Order long-life food to minimise Brexit disruption, DfE tells schools

Schools have been advised by the government to consider buying longer shelf life food products to “minimise the effect” of any supply chain disruption because of Brexit.

In updated guidance today, schools were reminded the new UK Border Operating Model will apply to all goods entering the UK from 11pm on December 31.

The guidance states it is “important for all schools, FE colleges and local authorities to prepare for potential changes to food supplies so they can minimise the effect on pupils and young people in their care”.

This includes contacting suppliers to check whether they will need to change meals or ingredients, make changes to school menus and that their secondary suppliers “are prepared”, something schools were first warned about in guidance last year.

The latest guidance adds while the school food standards allow changes to school meals, it reminds leaders they will still have to meet nutritional standards, provide free meals to some pupils and manage special dietary needs.

But, in what appears to be the updated section of the guidance, schools are warned they may need to “consider whether changes are necessary”, including “ordering longer shelf life products during this period, such as frozen foods or foods that can be safely stored at room temperature”.

Other changes include “varying the timing and number of deliveries to allow for transport delays” and “being as flexible as possible on delivery times during the day”.

It was reported last month the government had plans for up to 10 inland sites to cope with congestion and border checks post-Brexit.

But the government has been warned some ports will find it “impossible” to carry out checks on fresh food.
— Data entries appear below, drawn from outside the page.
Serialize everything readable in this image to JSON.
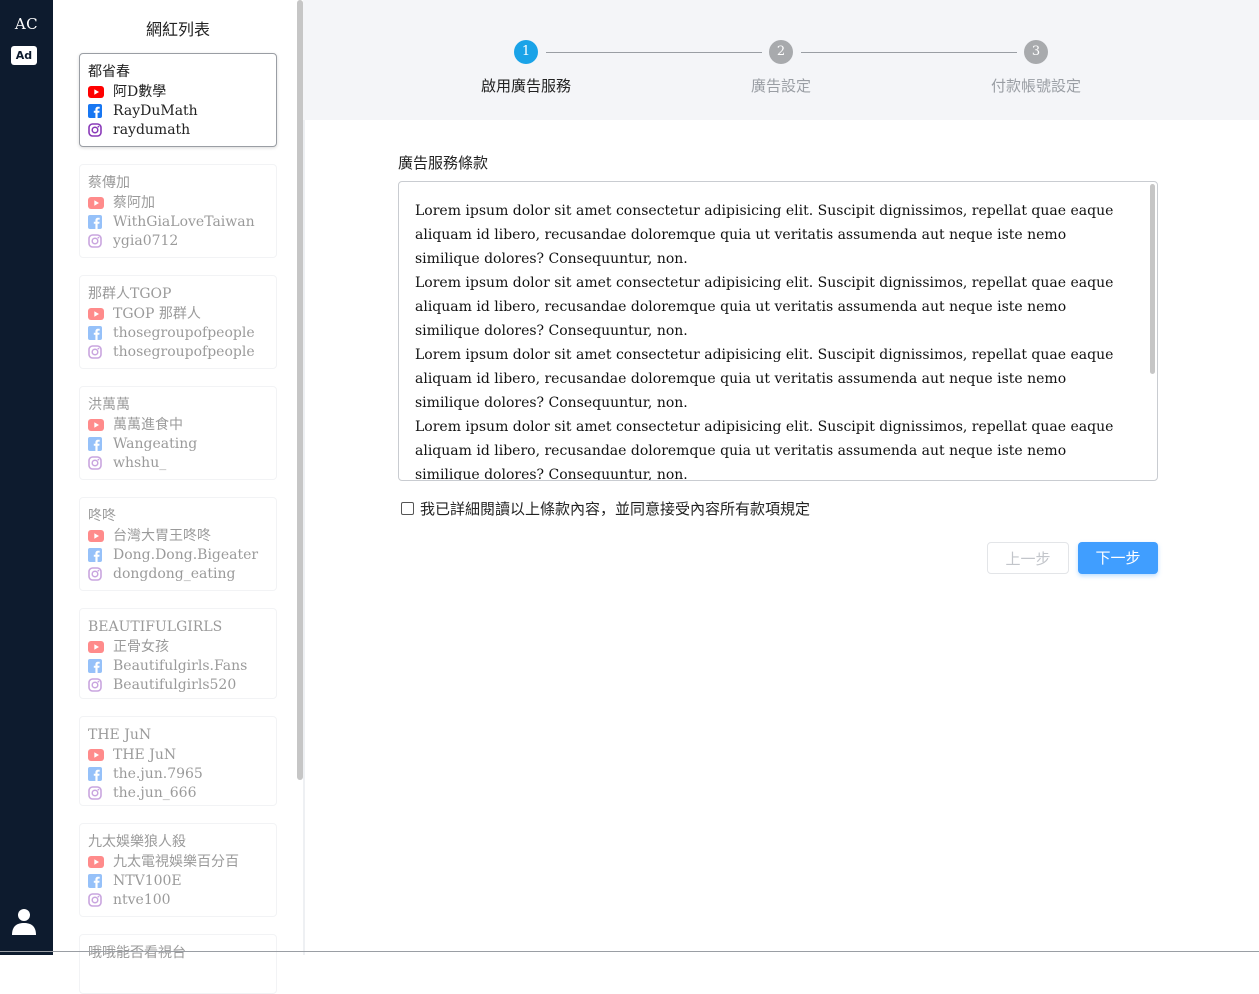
{
  "rail": {
    "logo": "AC",
    "ad_badge": "Ad"
  },
  "list": {
    "title": "網紅列表",
    "cards": [
      {
        "name": "都省春",
        "youtube": "阿D數學",
        "facebook": "RayDuMath",
        "instagram": "raydumath"
      },
      {
        "name": "蔡傳加",
        "youtube": "蔡阿加",
        "facebook": "WithGiaLoveTaiwan",
        "instagram": "ygia0712"
      },
      {
        "name": "那群人TGOP",
        "youtube": "TGOP 那群人",
        "facebook": "thosegroupofpeople",
        "instagram": "thosegroupofpeople"
      },
      {
        "name": "洪萬萬",
        "youtube": "萬萬進食中",
        "facebook": "Wangeating",
        "instagram": "whshu_"
      },
      {
        "name": "咚咚",
        "youtube": "台灣大胃王咚咚",
        "facebook": "Dong.Dong.Bigeater",
        "instagram": "dongdong_eating"
      },
      {
        "name": "BEAUTIFULGIRLS",
        "youtube": "正骨女孩",
        "facebook": "Beautifulgirls.Fans",
        "instagram": "Beautifulgirls520"
      },
      {
        "name": "THE JuN",
        "youtube": "THE JuN",
        "facebook": "the.jun.7965",
        "instagram": "the.jun_666"
      },
      {
        "name": "九太娛樂狼人殺",
        "youtube": "九太電視娛樂百分百",
        "facebook": "NTV100E",
        "instagram": "ntve100"
      },
      {
        "name": "哦哦能否看視台",
        "youtube": "",
        "facebook": "",
        "instagram": ""
      }
    ]
  },
  "steps": [
    {
      "number": "1",
      "label": "啟用廣告服務",
      "state": "active"
    },
    {
      "number": "2",
      "label": "廣告設定",
      "state": "pending"
    },
    {
      "number": "3",
      "label": "付款帳號設定",
      "state": "pending"
    }
  ],
  "terms": {
    "title": "廣告服務條款",
    "paragraphs": [
      "Lorem ipsum dolor sit amet consectetur adipisicing elit. Suscipit dignissimos, repellat quae eaque aliquam id libero, recusandae doloremque quia ut veritatis assumenda aut neque iste nemo similique dolores? Consequuntur, non.",
      "Lorem ipsum dolor sit amet consectetur adipisicing elit. Suscipit dignissimos, repellat quae eaque aliquam id libero, recusandae doloremque quia ut veritatis assumenda aut neque iste nemo similique dolores? Consequuntur, non.",
      "Lorem ipsum dolor sit amet consectetur adipisicing elit. Suscipit dignissimos, repellat quae eaque aliquam id libero, recusandae doloremque quia ut veritatis assumenda aut neque iste nemo similique dolores? Consequuntur, non.",
      "Lorem ipsum dolor sit amet consectetur adipisicing elit. Suscipit dignissimos, repellat quae eaque aliquam id libero, recusandae doloremque quia ut veritatis assumenda aut neque iste nemo similique dolores? Consequuntur, non."
    ],
    "agree_label": "我已詳細閱讀以上條款內容，並同意接受內容所有款項規定",
    "agree_checked": false
  },
  "buttons": {
    "prev": "上一步",
    "next": "下一步"
  },
  "colors": {
    "rail_bg": "#0d1b2e",
    "step_active": "#1aa3e8",
    "step_pending": "#a8aaad",
    "primary": "#409eff",
    "youtube": "#ff0000",
    "facebook": "#1877f2",
    "instagram": "#8a3ab9"
  },
  "icons": {
    "youtube": "youtube-icon",
    "facebook": "facebook-icon",
    "instagram": "instagram-icon",
    "user": "user-icon"
  }
}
Time is also ticking on the government and the European Union agreeing a deal to avoid a no-deal Brexit.

Paul Whiteman, general secretary of school leaders’ union NAHT, told the Guardian: “Let’s be frank: there’s almost nothing that any school can meaningfully do to mitigate the effects of Brexit, as they have no control over what will happen after 1 January.
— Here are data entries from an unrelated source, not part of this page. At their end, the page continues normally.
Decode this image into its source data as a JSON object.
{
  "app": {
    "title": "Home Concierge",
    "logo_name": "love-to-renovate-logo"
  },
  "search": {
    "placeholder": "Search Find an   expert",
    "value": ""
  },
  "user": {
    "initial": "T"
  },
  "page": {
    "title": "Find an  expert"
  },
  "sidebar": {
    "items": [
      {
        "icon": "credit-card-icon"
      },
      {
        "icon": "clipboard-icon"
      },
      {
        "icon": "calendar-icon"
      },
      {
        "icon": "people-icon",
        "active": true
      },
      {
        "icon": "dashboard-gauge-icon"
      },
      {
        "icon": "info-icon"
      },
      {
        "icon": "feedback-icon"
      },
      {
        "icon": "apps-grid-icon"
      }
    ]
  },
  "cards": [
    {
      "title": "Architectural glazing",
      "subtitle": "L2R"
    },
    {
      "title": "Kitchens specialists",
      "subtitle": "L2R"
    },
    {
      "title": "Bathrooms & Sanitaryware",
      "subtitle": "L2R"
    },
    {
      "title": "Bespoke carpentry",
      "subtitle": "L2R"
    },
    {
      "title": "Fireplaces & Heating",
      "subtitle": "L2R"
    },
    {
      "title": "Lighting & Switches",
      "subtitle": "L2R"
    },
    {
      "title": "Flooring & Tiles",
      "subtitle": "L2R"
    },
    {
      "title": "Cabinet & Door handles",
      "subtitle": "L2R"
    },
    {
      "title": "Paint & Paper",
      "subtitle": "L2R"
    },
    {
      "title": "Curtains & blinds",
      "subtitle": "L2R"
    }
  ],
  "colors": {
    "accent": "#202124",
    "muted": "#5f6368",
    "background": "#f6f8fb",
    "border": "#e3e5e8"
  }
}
“So, it is entirely wrong for the government to offload responsibility for a successful Brexit outcome onto schools and other public services.”